» **EXERCISE OBJECTIVE**: Collect from the data below each line with "JSON".

» **RECORDS PROVIDED**:
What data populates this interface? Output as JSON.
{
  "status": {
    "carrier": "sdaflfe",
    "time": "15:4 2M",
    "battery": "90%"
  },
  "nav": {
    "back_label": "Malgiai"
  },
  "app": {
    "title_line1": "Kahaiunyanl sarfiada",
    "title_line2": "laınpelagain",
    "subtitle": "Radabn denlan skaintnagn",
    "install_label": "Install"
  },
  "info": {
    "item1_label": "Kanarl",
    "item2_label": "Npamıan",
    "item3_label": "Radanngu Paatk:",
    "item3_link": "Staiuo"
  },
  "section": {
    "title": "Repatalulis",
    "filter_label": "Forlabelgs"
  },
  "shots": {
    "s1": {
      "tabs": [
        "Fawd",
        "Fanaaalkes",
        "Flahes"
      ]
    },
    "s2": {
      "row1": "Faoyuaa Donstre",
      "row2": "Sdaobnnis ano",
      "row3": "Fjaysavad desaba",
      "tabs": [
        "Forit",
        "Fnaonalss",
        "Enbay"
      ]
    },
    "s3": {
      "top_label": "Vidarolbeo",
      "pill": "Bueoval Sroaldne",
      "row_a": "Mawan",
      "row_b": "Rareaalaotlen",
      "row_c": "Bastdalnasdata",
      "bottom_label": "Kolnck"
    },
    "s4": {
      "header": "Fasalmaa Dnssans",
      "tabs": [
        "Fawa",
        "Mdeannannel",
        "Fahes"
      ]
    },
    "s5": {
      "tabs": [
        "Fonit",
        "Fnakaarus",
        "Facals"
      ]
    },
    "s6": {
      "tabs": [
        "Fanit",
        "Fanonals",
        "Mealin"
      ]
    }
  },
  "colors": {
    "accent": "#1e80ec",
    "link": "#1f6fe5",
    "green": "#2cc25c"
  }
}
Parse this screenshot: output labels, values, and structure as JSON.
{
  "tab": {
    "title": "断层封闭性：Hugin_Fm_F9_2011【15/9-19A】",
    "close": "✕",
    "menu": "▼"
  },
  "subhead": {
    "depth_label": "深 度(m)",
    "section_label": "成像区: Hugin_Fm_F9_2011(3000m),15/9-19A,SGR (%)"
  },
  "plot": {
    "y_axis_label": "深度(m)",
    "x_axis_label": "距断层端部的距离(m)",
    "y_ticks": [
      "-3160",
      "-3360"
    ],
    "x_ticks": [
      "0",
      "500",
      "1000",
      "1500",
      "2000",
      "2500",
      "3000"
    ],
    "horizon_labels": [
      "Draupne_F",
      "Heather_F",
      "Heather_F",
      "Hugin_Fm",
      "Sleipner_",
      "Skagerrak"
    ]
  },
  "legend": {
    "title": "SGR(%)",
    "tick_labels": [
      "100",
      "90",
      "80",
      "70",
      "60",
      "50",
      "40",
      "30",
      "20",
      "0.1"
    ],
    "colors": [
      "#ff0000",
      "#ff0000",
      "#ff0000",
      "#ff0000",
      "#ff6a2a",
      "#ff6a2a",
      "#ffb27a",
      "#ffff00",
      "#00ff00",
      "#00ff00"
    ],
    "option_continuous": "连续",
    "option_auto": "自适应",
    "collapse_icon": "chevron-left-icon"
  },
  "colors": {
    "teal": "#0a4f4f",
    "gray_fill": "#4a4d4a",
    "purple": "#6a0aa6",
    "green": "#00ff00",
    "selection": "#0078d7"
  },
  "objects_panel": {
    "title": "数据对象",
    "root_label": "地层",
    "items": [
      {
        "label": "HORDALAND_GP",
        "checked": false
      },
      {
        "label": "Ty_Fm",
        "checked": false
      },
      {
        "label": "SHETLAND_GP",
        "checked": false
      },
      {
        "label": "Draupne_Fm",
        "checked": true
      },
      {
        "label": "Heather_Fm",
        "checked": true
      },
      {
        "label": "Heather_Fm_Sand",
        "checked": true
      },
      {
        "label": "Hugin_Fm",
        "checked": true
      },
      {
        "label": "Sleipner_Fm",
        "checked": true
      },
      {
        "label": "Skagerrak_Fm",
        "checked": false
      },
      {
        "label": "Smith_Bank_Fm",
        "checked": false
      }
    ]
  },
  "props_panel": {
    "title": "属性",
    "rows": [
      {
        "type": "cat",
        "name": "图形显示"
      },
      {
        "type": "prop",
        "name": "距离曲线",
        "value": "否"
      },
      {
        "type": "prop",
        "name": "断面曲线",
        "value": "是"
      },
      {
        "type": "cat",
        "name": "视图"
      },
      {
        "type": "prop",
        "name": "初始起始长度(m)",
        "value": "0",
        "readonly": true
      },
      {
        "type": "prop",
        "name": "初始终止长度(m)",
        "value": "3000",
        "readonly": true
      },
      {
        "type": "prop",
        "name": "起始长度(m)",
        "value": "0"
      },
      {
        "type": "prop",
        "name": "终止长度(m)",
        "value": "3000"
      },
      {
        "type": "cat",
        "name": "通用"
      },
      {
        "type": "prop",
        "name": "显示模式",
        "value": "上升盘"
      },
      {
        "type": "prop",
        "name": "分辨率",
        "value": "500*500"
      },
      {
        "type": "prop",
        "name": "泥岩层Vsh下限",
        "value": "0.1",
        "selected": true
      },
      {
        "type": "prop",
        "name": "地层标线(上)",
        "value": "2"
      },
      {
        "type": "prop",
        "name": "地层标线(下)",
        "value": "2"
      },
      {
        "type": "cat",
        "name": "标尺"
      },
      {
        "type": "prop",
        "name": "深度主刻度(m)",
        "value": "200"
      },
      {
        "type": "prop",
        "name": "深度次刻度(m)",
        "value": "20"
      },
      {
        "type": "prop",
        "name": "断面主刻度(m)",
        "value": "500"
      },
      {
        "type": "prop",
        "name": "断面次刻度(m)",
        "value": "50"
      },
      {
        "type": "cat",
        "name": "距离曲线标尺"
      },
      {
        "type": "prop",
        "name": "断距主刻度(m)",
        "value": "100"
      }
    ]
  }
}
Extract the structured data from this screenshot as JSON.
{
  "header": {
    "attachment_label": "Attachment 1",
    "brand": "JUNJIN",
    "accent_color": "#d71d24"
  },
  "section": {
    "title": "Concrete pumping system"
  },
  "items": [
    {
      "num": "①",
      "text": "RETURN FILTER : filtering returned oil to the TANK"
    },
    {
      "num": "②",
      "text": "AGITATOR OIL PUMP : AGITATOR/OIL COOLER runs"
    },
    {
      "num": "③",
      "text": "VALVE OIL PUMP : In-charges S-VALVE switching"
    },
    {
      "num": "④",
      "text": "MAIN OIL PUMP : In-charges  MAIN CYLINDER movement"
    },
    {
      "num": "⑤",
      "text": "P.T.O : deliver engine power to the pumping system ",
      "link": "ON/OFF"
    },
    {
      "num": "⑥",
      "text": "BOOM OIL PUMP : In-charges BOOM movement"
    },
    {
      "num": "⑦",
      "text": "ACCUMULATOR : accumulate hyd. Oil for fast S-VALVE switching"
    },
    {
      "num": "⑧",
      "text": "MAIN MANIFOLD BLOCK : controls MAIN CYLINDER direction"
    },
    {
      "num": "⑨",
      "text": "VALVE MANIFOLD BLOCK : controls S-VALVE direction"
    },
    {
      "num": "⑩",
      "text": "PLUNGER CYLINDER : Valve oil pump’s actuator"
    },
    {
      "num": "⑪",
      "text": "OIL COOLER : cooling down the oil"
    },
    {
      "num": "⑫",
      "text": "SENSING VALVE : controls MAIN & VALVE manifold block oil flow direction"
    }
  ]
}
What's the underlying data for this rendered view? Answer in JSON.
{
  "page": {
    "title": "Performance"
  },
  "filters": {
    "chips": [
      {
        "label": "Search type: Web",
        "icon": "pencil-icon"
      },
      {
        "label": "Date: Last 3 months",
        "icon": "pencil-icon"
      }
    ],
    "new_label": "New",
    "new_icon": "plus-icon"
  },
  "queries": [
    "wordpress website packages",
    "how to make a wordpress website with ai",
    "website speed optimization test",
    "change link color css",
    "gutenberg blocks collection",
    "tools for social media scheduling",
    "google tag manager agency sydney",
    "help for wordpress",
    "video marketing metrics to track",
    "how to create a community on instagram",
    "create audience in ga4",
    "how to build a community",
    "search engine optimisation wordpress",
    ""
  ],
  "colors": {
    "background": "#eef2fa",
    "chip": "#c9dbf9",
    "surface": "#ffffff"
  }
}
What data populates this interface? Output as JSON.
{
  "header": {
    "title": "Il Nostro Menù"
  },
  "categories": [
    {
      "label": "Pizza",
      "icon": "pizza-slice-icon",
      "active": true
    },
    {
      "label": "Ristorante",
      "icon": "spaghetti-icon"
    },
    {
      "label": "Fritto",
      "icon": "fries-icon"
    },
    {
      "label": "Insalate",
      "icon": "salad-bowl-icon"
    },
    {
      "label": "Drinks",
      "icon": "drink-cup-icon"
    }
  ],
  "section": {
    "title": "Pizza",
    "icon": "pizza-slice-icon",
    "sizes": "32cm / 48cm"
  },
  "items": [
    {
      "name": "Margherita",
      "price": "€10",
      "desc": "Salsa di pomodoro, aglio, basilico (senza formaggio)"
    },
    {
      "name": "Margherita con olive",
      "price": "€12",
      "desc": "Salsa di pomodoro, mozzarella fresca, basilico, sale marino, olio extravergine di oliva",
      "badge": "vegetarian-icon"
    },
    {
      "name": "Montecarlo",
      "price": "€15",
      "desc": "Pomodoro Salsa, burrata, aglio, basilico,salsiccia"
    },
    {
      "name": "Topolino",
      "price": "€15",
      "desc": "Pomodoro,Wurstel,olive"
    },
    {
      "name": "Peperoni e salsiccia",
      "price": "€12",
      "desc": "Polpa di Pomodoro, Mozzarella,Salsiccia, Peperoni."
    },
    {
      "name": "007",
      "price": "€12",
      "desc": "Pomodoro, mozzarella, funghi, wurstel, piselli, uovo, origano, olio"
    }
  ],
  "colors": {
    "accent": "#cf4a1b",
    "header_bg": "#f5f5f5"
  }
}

» **YOUR RESPONSE**:
What data populates this interface? Output as JSON.
Parse this screenshot: output labels, values, and structure as JSON.
Extract the structured data from this screenshot as JSON.
What's the underlying data for this rendered view? Answer in JSON.
What data populates this interface? Output as JSON.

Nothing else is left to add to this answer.